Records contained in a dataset

-=-=-

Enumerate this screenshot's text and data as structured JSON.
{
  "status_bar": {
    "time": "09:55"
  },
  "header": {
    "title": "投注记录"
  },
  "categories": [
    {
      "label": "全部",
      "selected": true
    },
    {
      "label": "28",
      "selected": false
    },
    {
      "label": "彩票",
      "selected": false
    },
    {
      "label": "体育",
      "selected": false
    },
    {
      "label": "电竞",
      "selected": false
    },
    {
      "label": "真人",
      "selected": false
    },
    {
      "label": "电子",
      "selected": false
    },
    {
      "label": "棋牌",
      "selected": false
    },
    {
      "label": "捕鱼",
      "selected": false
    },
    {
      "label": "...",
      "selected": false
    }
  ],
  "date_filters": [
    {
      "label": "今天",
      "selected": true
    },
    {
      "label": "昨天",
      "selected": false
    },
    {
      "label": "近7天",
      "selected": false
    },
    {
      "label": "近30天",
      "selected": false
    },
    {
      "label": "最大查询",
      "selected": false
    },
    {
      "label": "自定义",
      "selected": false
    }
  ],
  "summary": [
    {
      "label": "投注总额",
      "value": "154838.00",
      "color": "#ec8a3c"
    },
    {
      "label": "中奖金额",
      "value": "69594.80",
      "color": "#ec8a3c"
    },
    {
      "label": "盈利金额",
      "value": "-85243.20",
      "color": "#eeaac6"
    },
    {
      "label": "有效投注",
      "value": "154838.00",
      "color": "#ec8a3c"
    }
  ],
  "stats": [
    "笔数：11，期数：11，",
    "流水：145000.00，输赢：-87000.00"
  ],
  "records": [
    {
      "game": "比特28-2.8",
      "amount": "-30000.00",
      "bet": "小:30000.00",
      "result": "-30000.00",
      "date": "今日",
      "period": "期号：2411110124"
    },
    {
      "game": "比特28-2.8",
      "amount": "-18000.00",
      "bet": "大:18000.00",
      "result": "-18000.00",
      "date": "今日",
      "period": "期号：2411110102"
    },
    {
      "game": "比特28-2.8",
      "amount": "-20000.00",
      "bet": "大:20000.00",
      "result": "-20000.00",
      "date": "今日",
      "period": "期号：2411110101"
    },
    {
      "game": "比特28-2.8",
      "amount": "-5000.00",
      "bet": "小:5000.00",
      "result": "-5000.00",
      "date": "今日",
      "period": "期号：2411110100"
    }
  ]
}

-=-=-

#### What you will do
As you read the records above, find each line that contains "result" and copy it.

#### Answer box
      "result": "-30000.00",
      "result": "-18000.00",
      "result": "-20000.00",
      "result": "-5000.00",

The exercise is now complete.